Examine each line of the listing below. Copy those in which the string "image" appears.

━━━ INFORMATION PROVIDED

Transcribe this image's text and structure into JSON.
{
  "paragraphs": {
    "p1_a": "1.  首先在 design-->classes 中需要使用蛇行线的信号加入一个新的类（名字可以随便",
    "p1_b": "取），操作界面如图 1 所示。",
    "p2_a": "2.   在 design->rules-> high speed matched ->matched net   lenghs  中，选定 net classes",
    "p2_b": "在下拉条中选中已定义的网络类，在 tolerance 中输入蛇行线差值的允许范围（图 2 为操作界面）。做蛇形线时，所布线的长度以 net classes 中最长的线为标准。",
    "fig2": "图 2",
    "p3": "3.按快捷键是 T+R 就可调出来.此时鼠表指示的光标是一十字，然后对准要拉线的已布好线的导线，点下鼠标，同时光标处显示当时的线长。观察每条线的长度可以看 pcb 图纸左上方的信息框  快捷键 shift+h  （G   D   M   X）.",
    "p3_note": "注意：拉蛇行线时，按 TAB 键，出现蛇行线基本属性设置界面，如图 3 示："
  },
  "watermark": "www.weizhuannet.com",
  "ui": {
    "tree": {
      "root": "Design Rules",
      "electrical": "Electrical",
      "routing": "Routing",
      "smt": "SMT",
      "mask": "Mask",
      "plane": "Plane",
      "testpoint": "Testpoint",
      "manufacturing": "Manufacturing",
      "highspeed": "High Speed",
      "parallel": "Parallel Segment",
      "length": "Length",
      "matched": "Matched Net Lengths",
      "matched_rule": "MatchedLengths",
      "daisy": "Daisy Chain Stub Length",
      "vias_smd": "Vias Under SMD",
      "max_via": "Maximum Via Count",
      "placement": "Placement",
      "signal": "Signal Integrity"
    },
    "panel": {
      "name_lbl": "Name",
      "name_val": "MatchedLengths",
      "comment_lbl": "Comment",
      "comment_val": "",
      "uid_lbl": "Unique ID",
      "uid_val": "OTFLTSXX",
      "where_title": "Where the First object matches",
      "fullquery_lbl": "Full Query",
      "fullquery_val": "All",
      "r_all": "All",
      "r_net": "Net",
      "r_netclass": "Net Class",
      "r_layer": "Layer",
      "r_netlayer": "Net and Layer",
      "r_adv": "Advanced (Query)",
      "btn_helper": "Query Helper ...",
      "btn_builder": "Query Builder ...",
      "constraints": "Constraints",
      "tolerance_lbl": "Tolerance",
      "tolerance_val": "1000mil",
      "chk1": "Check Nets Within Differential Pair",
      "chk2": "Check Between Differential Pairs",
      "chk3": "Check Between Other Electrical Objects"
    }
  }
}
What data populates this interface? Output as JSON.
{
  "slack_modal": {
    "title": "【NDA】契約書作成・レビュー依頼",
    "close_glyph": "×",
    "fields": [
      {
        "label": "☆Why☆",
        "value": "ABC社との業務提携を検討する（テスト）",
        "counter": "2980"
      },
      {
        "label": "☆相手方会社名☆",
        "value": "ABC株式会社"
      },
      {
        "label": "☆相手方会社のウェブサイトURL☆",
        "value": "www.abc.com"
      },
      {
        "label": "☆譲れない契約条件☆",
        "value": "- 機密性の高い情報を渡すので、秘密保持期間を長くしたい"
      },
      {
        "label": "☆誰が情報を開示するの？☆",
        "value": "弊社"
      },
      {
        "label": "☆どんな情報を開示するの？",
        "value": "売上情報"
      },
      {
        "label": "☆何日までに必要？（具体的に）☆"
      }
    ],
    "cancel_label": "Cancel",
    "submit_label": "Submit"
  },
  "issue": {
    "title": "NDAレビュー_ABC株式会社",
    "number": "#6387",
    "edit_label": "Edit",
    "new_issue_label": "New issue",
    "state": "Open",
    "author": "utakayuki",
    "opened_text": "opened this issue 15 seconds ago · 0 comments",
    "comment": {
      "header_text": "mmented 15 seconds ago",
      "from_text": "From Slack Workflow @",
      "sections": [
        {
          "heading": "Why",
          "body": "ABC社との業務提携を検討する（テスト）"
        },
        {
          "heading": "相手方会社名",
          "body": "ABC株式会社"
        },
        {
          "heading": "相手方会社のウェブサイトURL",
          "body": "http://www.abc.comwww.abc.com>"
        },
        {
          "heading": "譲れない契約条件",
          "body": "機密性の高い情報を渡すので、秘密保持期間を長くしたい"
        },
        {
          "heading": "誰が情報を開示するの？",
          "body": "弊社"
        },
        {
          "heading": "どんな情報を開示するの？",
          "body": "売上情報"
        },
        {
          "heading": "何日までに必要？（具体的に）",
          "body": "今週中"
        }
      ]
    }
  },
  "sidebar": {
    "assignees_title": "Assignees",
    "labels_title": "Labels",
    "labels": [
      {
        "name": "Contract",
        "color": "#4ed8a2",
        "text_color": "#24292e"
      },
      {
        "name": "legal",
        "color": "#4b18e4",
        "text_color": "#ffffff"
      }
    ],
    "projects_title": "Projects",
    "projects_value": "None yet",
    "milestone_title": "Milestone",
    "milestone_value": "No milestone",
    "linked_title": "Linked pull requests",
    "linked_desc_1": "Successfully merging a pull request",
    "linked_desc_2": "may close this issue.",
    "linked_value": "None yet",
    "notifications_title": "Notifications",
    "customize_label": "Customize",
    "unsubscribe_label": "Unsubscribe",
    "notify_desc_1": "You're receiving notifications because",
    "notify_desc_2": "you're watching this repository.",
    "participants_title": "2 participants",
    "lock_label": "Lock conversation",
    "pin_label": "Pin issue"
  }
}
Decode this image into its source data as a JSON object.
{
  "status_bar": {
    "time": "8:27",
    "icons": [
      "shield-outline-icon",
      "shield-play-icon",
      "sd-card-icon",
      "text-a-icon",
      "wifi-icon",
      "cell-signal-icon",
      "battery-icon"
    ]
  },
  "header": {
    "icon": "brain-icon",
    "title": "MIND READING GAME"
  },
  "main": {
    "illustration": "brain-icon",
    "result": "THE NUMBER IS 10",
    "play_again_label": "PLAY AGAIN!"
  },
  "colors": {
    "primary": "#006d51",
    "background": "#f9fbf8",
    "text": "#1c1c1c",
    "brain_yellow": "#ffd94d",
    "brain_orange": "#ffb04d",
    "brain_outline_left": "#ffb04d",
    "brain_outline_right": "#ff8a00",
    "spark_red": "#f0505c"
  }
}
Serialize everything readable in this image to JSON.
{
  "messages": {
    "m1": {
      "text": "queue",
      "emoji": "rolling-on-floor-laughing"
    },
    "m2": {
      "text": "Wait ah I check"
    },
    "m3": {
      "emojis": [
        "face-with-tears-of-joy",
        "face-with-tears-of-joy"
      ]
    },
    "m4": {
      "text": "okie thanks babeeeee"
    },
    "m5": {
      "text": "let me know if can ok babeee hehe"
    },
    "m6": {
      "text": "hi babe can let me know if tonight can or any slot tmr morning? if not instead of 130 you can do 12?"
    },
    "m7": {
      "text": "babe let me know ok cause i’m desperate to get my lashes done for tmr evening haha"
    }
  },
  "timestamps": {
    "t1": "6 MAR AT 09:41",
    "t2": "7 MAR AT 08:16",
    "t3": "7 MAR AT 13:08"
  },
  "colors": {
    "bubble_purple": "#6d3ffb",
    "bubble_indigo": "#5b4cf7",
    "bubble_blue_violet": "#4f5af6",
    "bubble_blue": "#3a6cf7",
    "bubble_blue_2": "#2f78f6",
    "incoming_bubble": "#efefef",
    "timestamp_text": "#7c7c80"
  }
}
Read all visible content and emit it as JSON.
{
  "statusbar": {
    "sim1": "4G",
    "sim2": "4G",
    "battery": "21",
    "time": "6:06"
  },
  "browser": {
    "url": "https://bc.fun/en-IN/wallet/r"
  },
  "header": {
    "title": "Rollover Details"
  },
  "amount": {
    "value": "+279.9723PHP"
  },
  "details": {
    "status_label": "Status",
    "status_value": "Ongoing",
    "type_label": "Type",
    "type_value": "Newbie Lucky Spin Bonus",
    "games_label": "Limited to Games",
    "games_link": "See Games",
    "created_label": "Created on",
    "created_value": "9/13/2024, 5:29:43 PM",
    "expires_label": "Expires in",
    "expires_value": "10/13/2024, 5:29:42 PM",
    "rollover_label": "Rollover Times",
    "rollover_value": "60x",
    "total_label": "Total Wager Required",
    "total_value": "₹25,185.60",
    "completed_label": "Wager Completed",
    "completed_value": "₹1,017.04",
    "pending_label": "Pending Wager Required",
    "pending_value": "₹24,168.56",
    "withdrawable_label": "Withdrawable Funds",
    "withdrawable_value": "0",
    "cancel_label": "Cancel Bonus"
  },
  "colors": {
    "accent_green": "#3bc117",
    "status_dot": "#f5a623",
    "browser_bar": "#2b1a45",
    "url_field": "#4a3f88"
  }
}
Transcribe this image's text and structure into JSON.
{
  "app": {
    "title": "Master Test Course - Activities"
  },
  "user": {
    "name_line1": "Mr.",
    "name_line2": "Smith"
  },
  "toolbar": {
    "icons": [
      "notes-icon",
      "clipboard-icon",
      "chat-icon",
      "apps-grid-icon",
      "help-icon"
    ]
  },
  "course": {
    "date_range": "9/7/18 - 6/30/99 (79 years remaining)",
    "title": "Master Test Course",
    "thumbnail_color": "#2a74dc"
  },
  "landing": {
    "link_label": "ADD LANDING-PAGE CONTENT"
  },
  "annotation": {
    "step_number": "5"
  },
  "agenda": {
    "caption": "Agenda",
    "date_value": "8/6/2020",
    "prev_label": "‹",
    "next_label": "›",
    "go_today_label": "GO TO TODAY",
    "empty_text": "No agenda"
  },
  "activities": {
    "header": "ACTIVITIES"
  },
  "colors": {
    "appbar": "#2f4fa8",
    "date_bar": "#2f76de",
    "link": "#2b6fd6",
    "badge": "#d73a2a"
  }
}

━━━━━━

● **ANSWER SPACE**
Transcribe this image's text and structure into JSON.
Decode this image into its source data as a JSON object.
Serialize everything readable in this image to JSON.
Transcribe this image's text and structure into JSON.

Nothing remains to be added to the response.